THE PROBLEM
A verbatim copy of the records is required, with all pictures left out.

======== GIVEN DATA ========

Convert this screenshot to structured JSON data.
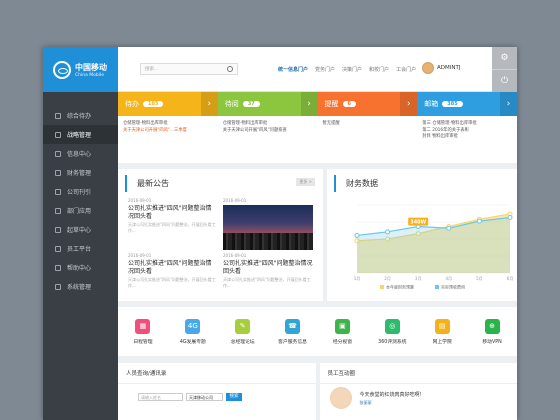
{
  "logo": {
    "cn": "中国移动",
    "en": "China Mobile"
  },
  "sidebar": {
    "items": [
      {
        "label": "综合待办",
        "active": false
      },
      {
        "label": "战略管理",
        "active": true
      },
      {
        "label": "信息中心",
        "active": false
      },
      {
        "label": "财务管理",
        "active": false
      },
      {
        "label": "公司刊引",
        "active": false
      },
      {
        "label": "部门应用",
        "active": false
      },
      {
        "label": "起草中心",
        "active": false
      },
      {
        "label": "员工平台",
        "active": false
      },
      {
        "label": "帮助中心",
        "active": false
      },
      {
        "label": "系统管理",
        "active": false
      }
    ]
  },
  "header": {
    "search_placeholder": "搜索...",
    "links": [
      "统一信息门户",
      "党务门户",
      "决策门户",
      "和校门户",
      "工会门户"
    ],
    "user": "ADMINTJ"
  },
  "cards": [
    {
      "label": "待办",
      "count": "185",
      "color": "#f4b41a",
      "lines": [
        "仓储管理-物料出库审批",
        "关于天津公司开展\"四风\"...三季度"
      ],
      "highlight": 1
    },
    {
      "label": "待阅",
      "count": "37",
      "color": "#8cc63f",
      "lines": [
        "仓储管理-物料出库审批",
        "关于天津公司开展\"四风\"问题排查"
      ],
      "highlight": -1
    },
    {
      "label": "提醒",
      "count": "6",
      "color": "#f7722e",
      "lines": [
        "暂无提醒"
      ],
      "highlight": -1
    },
    {
      "label": "邮箱",
      "count": "385",
      "color": "#2e9ee0",
      "lines": [
        "第三     仓储管理-物料出库审批",
        "第二     2016年的关于表彰",
        "封目     物料出库审批"
      ],
      "highlight": -1
    }
  ],
  "news": {
    "title": "最新公告",
    "more": "更多 >",
    "items": [
      {
        "date": "2016-09-01",
        "title": "公司扎实推进\"四风\"问题整治情况回头看",
        "summary": "天津公司扎实推进\"四风\"问题整治，开展回头看工作..."
      },
      {
        "date": "2016-09-01",
        "image": true
      },
      {
        "date": "2016-09-01",
        "title": "公司扎实推进\"四风\"问题整治情况回头看",
        "summary": "天津公司扎实推进\"四风\"问题整治，开展回头看工作..."
      },
      {
        "date": "2016-09-01",
        "title": "公司扎实推进\"四风\"问题整治情况回头看",
        "summary": "天津公司扎实推进\"四风\"问题整治，开展回头看工作..."
      }
    ]
  },
  "finance": {
    "title": "财务数据"
  },
  "chart_data": {
    "type": "area",
    "x": [
      "1月",
      "2月",
      "3月",
      "4月",
      "5月",
      "6月"
    ],
    "series": [
      {
        "name": "本年度财务预算",
        "values": [
          180,
          190,
          220,
          260,
          300,
          330
        ],
        "color": "#f7d567"
      },
      {
        "name": "实际预收费用",
        "values": [
          210,
          230,
          260,
          250,
          290,
          310
        ],
        "color": "#6ec6ec"
      }
    ],
    "callout": "340W",
    "ylim": [
      0,
      380
    ]
  },
  "apps": [
    {
      "label": "日程管理",
      "color": "#f14f7b",
      "glyph": "▦"
    },
    {
      "label": "4G发展专题",
      "color": "#49a9e6",
      "glyph": "4G"
    },
    {
      "label": "总经理论坛",
      "color": "#a6cf3d",
      "glyph": "✎"
    },
    {
      "label": "客户服务信息",
      "color": "#2fa5d8",
      "glyph": "☎"
    },
    {
      "label": "经分视窗",
      "color": "#3db54a",
      "glyph": "▣"
    },
    {
      "label": "360评测系统",
      "color": "#2fba6c",
      "glyph": "◎"
    },
    {
      "label": "网上学院",
      "color": "#f3b21a",
      "glyph": "▤"
    },
    {
      "label": "移动VPN",
      "color": "#2ab34a",
      "glyph": "⊕"
    }
  ],
  "bottom": {
    "query": {
      "title": "人员查询/通讯录",
      "placeholder": "请输入姓名",
      "select": "天津移动公司",
      "button": "搜索"
    },
    "interact": {
      "title": "员工互动圈",
      "quote": "今天食堂的红烧肉真好吃啊！",
      "name": "张丽丽"
    }
  }
}
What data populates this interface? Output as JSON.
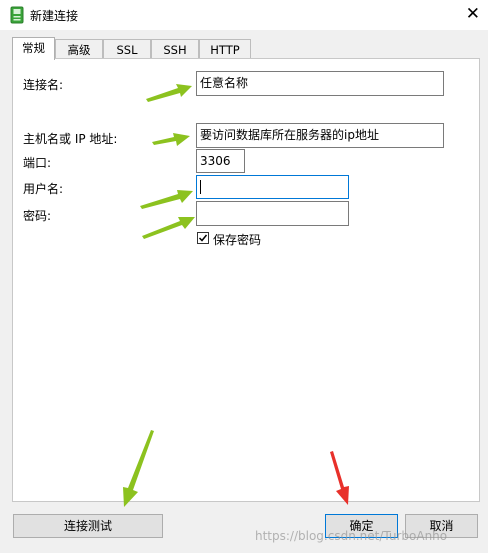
{
  "window": {
    "title": "新建连接",
    "close_glyph": "✕"
  },
  "tabs": [
    {
      "label": "常规",
      "active": true
    },
    {
      "label": "高级"
    },
    {
      "label": "SSL"
    },
    {
      "label": "SSH"
    },
    {
      "label": "HTTP"
    }
  ],
  "form": {
    "connection_name": {
      "label": "连接名:",
      "value": "任意名称"
    },
    "host": {
      "label": "主机名或 IP 地址:",
      "value": "要访问数据库所在服务器的ip地址"
    },
    "port": {
      "label": "端口:",
      "value": "3306"
    },
    "username": {
      "label": "用户名:",
      "value": ""
    },
    "password": {
      "label": "密码:",
      "value": ""
    },
    "save_password": {
      "label": "保存密码",
      "checked": true
    }
  },
  "buttons": {
    "test": "连接测试",
    "ok": "确定",
    "cancel": "取消"
  },
  "annotations": {
    "arrow_colors": {
      "green": "#8cc21f",
      "red": "#e8302a"
    }
  },
  "watermark": "https://blog.csdn.net/TurboAnho"
}
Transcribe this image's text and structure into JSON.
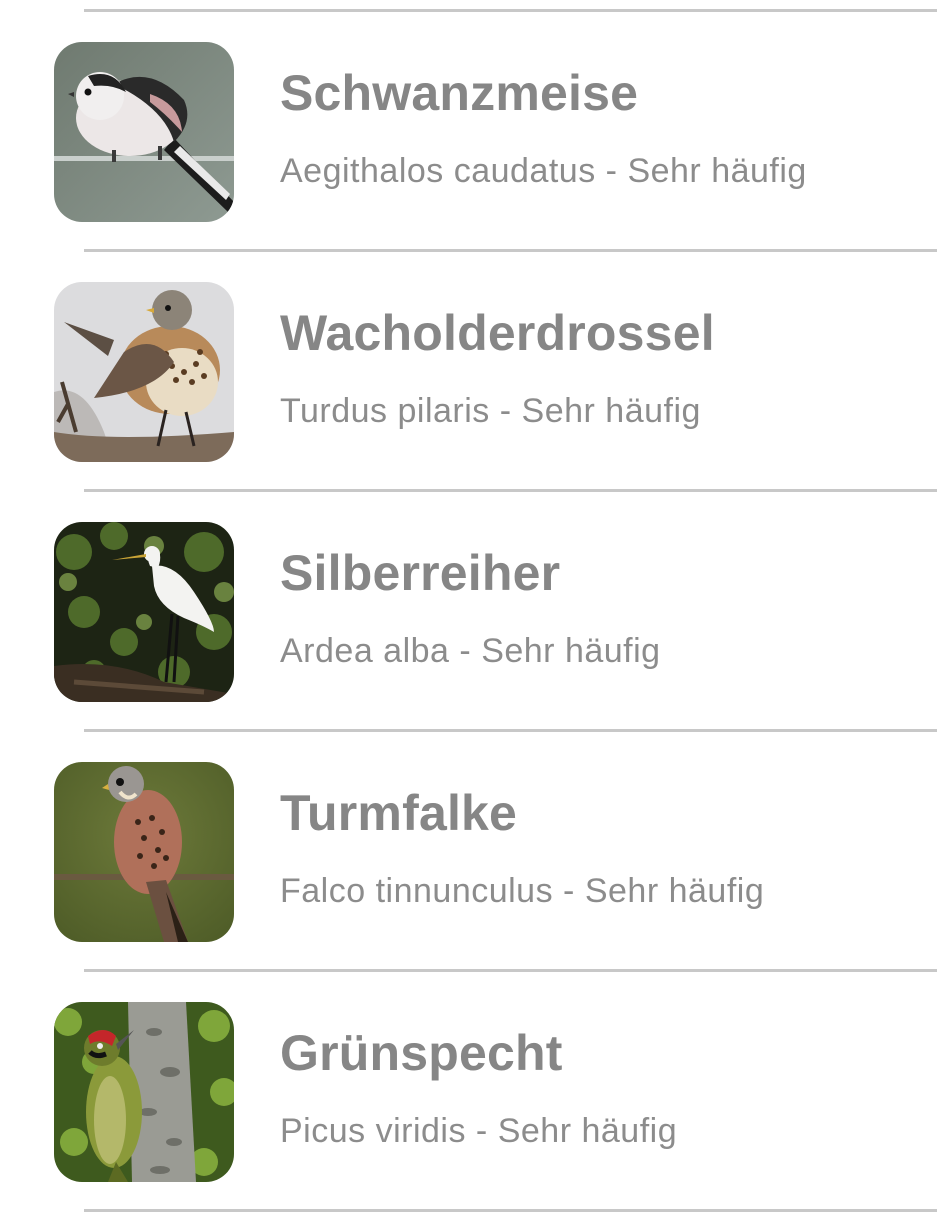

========

EXERCISE OUTPUT
Convert this screenshot to structured JSON data.
{
  "logo": {
    "cn": "中国移动",
    "en": "China Mobile"
  },
  "sidebar": {
    "items": [
      {
        "label": "综合待办",
        "active": false
      },
      {
        "label": "战略管理",
        "active": true
      },
      {
        "label": "信息中心",
        "active": false
      },
      {
        "label": "财务管理",
        "active": false
      },
      {
        "label": "公司刊引",
        "active": false
      },
      {
        "label": "部门应用",
        "active": false
      },
      {
        "label": "起草中心",
        "active": false
      },
      {
        "label": "员工平台",
        "active": false
      },
      {
        "label": "帮助中心",
        "active": false
      },
      {
        "label": "系统管理",
        "active": false
      }
    ]
  },
  "header": {
    "search_placeholder": "搜索...",
    "links": [
      "统一信息门户",
      "党务门户",
      "决策门户",
      "和校门户",
      "工会门户"
    ],
    "user": "ADMINTJ"
  },
  "cards": [
    {
      "label": "待办",
      "count": "185",
      "color": "#f4b41a",
      "lines": [
        "仓储管理-物料出库审批",
        "关于天津公司开展\"四风\"...三季度"
      ],
      "highlight": 1
    },
    {
      "label": "待阅",
      "count": "37",
      "color": "#8cc63f",
      "lines": [
        "仓储管理-物料出库审批",
        "关于天津公司开展\"四风\"问题排查"
      ],
      "highlight": -1
    },
    {
      "label": "提醒",
      "count": "6",
      "color": "#f7722e",
      "lines": [
        "暂无提醒"
      ],
      "highlight": -1
    },
    {
      "label": "邮箱",
      "count": "385",
      "color": "#2e9ee0",
      "lines": [
        "第三     仓储管理-物料出库审批",
        "第二     2016年的关于表彰",
        "封目     物料出库审批"
      ],
      "highlight": -1
    }
  ],
  "news": {
    "title": "最新公告",
    "more": "更多 >",
    "items": [
      {
        "date": "2016-09-01",
        "title": "公司扎实推进\"四风\"问题整治情况回头看",
        "summary": "天津公司扎实推进\"四风\"问题整治，开展回头看工作..."
      },
      {
        "date": "2016-09-01",
        "image": true
      },
      {
        "date": "2016-09-01",
        "title": "公司扎实推进\"四风\"问题整治情况回头看",
        "summary": "天津公司扎实推进\"四风\"问题整治，开展回头看工作..."
      },
      {
        "date": "2016-09-01",
        "title": "公司扎实推进\"四风\"问题整治情况回头看",
        "summary": "天津公司扎实推进\"四风\"问题整治，开展回头看工作..."
      }
    ]
  },
  "finance": {
    "title": "财务数据"
  },
  "chart_data": {
    "type": "area",
    "x": [
      "1月",
      "2月",
      "3月",
      "4月",
      "5月",
      "6月"
    ],
    "series": [
      {
        "name": "本年度财务预算",
        "values": [
          180,
          190,
          220,
          260,
          300,
          330
        ],
        "color": "#f7d567"
      },
      {
        "name": "实际预收费用",
        "values": [
          210,
          230,
          260,
          250,
          290,
          310
        ],
        "color": "#6ec6ec"
      }
    ],
    "callout": "340W",
    "ylim": [
      0,
      380
    ]
  },
  "apps": [
    {
      "label": "日程管理",
      "color": "#f14f7b",
      "glyph": "▦"
    },
    {
      "label": "4G发展专题",
      "color": "#49a9e6",
      "glyph": "4G"
    },
    {
      "label": "总经理论坛",
      "color": "#a6cf3d",
      "glyph": "✎"
    },
    {
      "label": "客户服务信息",
      "color": "#2fa5d8",
      "glyph": "☎"
    },
    {
      "label": "经分视窗",
      "color": "#3db54a",
      "glyph": "▣"
    },
    {
      "label": "360评测系统",
      "color": "#2fba6c",
      "glyph": "◎"
    },
    {
      "label": "网上学院",
      "color": "#f3b21a",
      "glyph": "▤"
    },
    {
      "label": "移动VPN",
      "color": "#2ab34a",
      "glyph": "⊕"
    }
  ],
  "bottom": {
    "query": {
      "title": "人员查询/通讯录",
      "placeholder": "请输入姓名",
      "select": "天津移动公司",
      "button": "搜索"
    },
    "interact": {
      "title": "员工互动圈",
      "quote": "今天食堂的红烧肉真好吃啊！",
      "name": "张丽丽"
    }
  }
}
What data populates this interface? Output as JSON.
{
  "window": {
    "title": "新建连接",
    "close_glyph": "✕"
  },
  "tabs": [
    {
      "label": "常规",
      "active": true
    },
    {
      "label": "高级"
    },
    {
      "label": "SSL"
    },
    {
      "label": "SSH"
    },
    {
      "label": "HTTP"
    }
  ],
  "form": {
    "connection_name": {
      "label": "连接名:",
      "value": "任意名称"
    },
    "host": {
      "label": "主机名或 IP 地址:",
      "value": "要访问数据库所在服务器的ip地址"
    },
    "port": {
      "label": "端口:",
      "value": "3306"
    },
    "username": {
      "label": "用户名:",
      "value": ""
    },
    "password": {
      "label": "密码:",
      "value": ""
    },
    "save_password": {
      "label": "保存密码",
      "checked": true
    }
  },
  "buttons": {
    "test": "连接测试",
    "ok": "确定",
    "cancel": "取消"
  },
  "annotations": {
    "arrow_colors": {
      "green": "#8cc21f",
      "red": "#e8302a"
    }
  },
  "watermark": "https://blog.csdn.net/TurboAnho"
}
Transcribe this image's text and structure into JSON.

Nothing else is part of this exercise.